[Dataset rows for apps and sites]
....................

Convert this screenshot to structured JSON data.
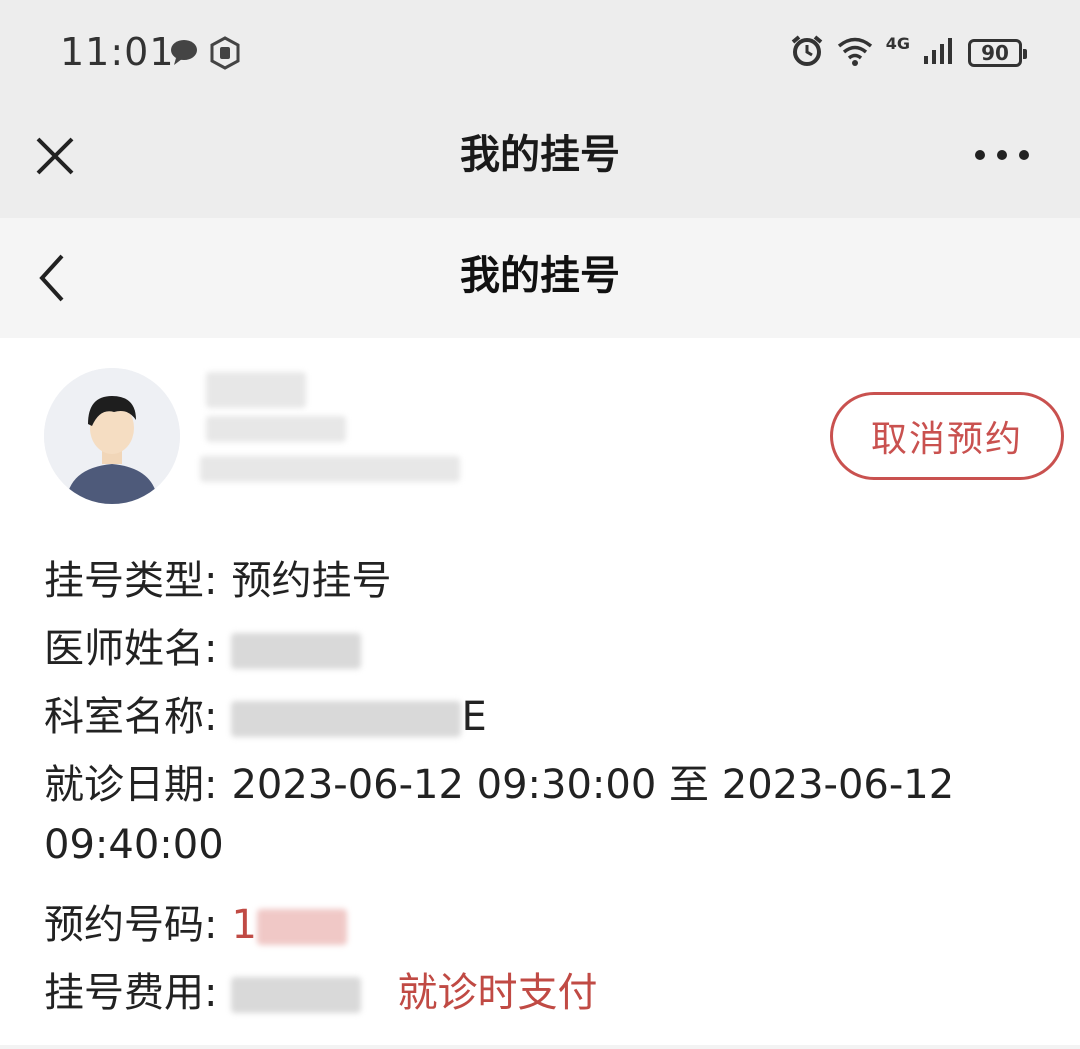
{
  "status_bar": {
    "time": "11:01",
    "battery": "90",
    "network": "4G",
    "icons": [
      "chat-bubble-icon",
      "shield-icon",
      "alarm-icon",
      "wifi-icon",
      "signal-icon",
      "battery-icon"
    ]
  },
  "wechat_nav": {
    "title": "我的挂号",
    "close_icon": "close-icon",
    "more_icon": "more-icon"
  },
  "page_nav": {
    "title": "我的挂号",
    "back_icon": "back-icon"
  },
  "patient": {
    "avatar_icon": "avatar-icon",
    "cancel_label": "取消预约"
  },
  "details": {
    "type_label": "挂号类型:",
    "type_value": "预约挂号",
    "doctor_label": "医师姓名:",
    "department_label": "科室名称:",
    "department_visible_suffix": "E",
    "date_label": "就诊日期:",
    "date_value_line1": "2023-06-12 09:30:00 至 2023-06-12",
    "date_value_line2": "09:40:00",
    "number_label": "预约号码:",
    "number_value_prefix": "1",
    "fee_label": "挂号费用:",
    "fee_note": "就诊时支付"
  },
  "colors": {
    "accent": "#c9514f",
    "nav_bg": "#ededed",
    "page_nav_bg": "#f5f5f5"
  }
}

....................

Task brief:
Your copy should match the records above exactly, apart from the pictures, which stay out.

Answer section:
Convert this screenshot to structured JSON data.
{
  "status_bar": {
    "time": "11:01",
    "battery": "90",
    "network": "4G",
    "icons": [
      "chat-bubble-icon",
      "shield-icon",
      "alarm-icon",
      "wifi-icon",
      "signal-icon",
      "battery-icon"
    ]
  },
  "wechat_nav": {
    "title": "我的挂号",
    "close_icon": "close-icon",
    "more_icon": "more-icon"
  },
  "page_nav": {
    "title": "我的挂号",
    "back_icon": "back-icon"
  },
  "patient": {
    "avatar_icon": "avatar-icon",
    "cancel_label": "取消预约"
  },
  "details": {
    "type_label": "挂号类型:",
    "type_value": "预约挂号",
    "doctor_label": "医师姓名:",
    "department_label": "科室名称:",
    "department_visible_suffix": "E",
    "date_label": "就诊日期:",
    "date_value_line1": "2023-06-12 09:30:00 至 2023-06-12",
    "date_value_line2": "09:40:00",
    "number_label": "预约号码:",
    "number_value_prefix": "1",
    "fee_label": "挂号费用:",
    "fee_note": "就诊时支付"
  },
  "colors": {
    "accent": "#c9514f",
    "nav_bg": "#ededed",
    "page_nav_bg": "#f5f5f5"
  }
}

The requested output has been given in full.